The policies put forth in this document suggest that America's main problem is that the poor have too much and the wealthy, too little. The budget plan "corrects" this perceived imbalance by deeply cutting programs that help low- and middle-income people, and cutting taxes on those with high incomes, capital gains, multinational corporations and "pass through" business income.
Previously undisclosed emails by a mortgage industry lobbyist doubling as a consultant for then Attorney General Andrew Cuomo show the lobbyist played a self-described “critical role” in one of Cuomo’s signature financial crisis investigations.
Trade is great. We all trade. A lot of us trade labor for money that buys other things. A farmer trades corn for money that buys other things, and so on. No one is “against trade.” But is anything called “trade” always good for all involved?
When he took office in January of 2011, Minnesota governor Mark Dayton inherited a $6.2 billion budget deficit and a 7 percent unemployment rate from his predecessor, Tim Pawlenty, the soon-forgotten Republican candidate for the presidency who called himself Minnesota's first true fiscally-conservative governor in modern history.
Free market zealot Matt Ridley may well dismiss the European Union’s Common Agricultural Policy (CAP) as a powerful “economic quirk” which has retarded Britain’s rural economy and kept farming “artificially buoyant”. But that has not stopped the landed aristocrat from claiming his share.
Half of our nation, by all reasonable estimates of human need, is in poverty. The jubilant headlines above speak for people whose view is distorted by growing financial wealth. The argument for a barely surviving half of America has been made before, but important new data is available to strengthen the case.

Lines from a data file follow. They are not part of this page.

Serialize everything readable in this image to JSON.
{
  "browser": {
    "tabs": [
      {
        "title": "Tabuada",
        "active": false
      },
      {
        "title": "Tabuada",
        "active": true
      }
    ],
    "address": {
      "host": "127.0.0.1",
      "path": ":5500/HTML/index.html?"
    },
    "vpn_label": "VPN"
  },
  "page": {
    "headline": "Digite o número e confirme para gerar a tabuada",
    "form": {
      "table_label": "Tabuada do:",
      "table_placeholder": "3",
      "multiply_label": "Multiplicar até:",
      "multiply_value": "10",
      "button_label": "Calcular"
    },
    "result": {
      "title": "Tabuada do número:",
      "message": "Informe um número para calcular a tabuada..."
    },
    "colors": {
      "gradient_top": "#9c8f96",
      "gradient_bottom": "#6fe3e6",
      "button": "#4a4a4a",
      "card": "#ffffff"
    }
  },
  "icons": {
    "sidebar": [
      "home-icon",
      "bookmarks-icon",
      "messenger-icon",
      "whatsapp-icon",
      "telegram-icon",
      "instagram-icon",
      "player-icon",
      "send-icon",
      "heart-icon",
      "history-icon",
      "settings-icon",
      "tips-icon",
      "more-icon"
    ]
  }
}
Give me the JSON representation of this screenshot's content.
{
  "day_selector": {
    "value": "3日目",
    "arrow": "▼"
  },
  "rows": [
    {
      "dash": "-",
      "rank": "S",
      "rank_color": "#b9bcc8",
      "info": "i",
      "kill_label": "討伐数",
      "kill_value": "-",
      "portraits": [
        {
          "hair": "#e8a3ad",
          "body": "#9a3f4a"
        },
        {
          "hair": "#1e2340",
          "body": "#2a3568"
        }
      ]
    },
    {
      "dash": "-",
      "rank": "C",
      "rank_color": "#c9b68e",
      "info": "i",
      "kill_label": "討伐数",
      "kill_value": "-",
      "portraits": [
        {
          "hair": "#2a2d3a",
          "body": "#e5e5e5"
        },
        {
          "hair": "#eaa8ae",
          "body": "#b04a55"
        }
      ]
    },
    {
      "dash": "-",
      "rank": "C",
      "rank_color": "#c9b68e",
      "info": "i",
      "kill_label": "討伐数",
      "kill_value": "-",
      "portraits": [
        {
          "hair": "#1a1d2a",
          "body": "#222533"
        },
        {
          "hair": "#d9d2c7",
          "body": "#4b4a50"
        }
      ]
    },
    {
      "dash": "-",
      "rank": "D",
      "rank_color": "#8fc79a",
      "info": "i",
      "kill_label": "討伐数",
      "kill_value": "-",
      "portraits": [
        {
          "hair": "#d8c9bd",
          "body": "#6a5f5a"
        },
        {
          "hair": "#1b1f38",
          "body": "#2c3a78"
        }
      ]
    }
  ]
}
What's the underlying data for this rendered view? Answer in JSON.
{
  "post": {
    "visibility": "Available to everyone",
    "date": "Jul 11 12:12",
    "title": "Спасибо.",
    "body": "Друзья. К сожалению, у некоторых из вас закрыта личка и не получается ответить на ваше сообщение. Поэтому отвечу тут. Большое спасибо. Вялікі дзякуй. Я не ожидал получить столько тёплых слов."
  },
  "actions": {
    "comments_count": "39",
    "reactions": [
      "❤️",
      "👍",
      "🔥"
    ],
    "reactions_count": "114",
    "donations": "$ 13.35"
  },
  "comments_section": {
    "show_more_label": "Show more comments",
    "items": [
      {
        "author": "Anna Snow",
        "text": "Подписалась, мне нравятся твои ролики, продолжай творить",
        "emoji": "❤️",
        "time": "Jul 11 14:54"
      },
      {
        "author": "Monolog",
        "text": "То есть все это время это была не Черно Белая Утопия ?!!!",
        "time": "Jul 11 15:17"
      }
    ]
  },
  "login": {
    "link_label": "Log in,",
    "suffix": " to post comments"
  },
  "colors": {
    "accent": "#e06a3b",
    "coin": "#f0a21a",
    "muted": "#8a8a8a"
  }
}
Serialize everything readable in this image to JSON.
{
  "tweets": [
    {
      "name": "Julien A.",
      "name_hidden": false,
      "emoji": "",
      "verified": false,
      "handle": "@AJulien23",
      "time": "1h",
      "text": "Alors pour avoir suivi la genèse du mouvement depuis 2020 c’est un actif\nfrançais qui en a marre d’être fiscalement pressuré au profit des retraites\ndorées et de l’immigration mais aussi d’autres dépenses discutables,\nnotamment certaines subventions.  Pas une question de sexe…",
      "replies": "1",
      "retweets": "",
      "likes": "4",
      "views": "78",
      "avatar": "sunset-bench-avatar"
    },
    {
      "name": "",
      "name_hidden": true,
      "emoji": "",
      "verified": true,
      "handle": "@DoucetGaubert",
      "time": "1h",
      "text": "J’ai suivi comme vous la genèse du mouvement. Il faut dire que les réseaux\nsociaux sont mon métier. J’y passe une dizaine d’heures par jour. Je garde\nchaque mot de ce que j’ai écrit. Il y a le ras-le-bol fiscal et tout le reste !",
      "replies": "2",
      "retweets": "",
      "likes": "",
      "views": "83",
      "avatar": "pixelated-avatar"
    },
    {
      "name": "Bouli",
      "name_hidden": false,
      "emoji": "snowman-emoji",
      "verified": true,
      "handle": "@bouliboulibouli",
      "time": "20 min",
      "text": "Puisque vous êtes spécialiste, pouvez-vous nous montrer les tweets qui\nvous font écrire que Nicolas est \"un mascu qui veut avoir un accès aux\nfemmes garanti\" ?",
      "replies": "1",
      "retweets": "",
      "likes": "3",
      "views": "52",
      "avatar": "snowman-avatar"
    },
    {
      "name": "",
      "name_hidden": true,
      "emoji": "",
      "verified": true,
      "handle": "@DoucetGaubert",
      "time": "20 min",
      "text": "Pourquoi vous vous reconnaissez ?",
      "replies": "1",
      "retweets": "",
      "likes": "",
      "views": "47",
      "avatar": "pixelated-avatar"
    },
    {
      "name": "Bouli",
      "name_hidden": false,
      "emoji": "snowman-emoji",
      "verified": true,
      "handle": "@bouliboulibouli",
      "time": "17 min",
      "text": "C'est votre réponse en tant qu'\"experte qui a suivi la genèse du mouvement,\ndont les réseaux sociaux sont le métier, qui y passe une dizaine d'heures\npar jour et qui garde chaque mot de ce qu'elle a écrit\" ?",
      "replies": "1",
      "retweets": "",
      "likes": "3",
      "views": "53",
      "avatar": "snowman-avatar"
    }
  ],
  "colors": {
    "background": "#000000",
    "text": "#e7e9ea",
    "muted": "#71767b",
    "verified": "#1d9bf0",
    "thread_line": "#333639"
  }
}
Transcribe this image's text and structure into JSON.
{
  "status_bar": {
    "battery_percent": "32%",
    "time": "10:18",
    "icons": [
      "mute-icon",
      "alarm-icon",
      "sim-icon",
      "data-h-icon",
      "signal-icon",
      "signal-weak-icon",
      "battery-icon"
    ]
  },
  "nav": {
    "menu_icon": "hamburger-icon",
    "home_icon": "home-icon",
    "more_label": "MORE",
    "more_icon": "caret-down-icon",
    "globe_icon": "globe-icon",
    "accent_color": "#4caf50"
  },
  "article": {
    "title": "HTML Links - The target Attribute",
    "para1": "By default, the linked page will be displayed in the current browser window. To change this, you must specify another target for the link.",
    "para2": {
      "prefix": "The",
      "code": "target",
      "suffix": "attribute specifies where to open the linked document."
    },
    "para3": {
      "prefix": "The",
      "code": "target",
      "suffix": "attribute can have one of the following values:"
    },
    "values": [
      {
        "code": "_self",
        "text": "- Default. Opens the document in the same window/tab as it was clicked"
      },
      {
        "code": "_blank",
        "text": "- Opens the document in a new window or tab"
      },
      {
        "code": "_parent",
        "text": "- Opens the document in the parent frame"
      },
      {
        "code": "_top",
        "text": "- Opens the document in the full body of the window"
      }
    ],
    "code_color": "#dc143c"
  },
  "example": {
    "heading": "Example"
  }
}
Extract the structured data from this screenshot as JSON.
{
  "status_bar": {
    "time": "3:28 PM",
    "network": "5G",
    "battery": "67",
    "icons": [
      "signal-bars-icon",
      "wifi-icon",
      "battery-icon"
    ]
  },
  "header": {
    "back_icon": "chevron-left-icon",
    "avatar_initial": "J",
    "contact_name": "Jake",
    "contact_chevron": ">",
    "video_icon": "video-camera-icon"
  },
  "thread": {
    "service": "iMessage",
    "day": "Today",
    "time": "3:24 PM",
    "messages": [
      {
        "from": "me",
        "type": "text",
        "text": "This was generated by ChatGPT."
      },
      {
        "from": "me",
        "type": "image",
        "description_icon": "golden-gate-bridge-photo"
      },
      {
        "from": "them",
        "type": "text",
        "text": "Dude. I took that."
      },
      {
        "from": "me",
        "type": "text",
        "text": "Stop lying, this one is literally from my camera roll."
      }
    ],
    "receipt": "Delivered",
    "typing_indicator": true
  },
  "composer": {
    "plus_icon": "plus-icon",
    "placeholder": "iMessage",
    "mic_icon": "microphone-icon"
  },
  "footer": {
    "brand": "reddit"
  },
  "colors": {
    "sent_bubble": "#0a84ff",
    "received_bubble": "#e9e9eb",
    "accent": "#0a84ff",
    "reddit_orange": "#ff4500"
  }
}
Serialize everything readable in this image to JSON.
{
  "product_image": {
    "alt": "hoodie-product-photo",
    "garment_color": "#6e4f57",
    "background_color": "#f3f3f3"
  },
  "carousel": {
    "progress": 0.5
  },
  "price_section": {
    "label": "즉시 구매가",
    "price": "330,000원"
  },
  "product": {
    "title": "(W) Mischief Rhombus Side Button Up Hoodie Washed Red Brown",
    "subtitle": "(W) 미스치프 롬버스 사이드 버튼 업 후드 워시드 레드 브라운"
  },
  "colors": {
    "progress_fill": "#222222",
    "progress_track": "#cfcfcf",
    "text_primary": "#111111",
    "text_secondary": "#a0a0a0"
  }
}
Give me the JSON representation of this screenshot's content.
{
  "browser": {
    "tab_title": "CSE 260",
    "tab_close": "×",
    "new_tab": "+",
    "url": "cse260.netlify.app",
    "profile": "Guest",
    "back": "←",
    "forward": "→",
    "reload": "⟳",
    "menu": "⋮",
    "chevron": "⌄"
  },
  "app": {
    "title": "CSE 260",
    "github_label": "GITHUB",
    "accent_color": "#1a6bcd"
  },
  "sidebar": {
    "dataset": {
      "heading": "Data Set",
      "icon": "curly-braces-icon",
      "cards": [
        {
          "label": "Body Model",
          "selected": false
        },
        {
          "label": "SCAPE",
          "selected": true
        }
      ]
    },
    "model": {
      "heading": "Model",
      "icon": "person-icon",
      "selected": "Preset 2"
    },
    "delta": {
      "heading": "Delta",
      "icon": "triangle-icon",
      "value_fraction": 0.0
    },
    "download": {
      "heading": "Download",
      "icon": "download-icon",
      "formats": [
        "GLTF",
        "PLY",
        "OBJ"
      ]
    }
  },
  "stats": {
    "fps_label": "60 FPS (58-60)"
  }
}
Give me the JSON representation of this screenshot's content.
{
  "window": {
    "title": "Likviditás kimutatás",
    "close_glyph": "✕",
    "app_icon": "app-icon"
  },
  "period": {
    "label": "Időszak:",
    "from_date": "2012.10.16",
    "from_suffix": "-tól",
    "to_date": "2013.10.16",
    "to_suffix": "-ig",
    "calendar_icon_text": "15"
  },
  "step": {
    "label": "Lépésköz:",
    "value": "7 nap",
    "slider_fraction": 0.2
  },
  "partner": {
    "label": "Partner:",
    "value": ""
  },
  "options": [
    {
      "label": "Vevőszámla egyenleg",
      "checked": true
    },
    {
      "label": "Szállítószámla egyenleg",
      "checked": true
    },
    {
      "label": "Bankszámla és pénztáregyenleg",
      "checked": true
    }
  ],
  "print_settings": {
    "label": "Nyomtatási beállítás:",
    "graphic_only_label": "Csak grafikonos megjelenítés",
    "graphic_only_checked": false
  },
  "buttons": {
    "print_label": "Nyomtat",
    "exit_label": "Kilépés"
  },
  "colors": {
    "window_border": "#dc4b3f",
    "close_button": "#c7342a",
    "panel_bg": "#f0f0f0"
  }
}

When it comes to protecting Wall Street at the expense of the middle class, it's no shock that Corporate Democrat Jim Himes and Republican-Light Elizabeth Esty, voted to throw the working class under the bus.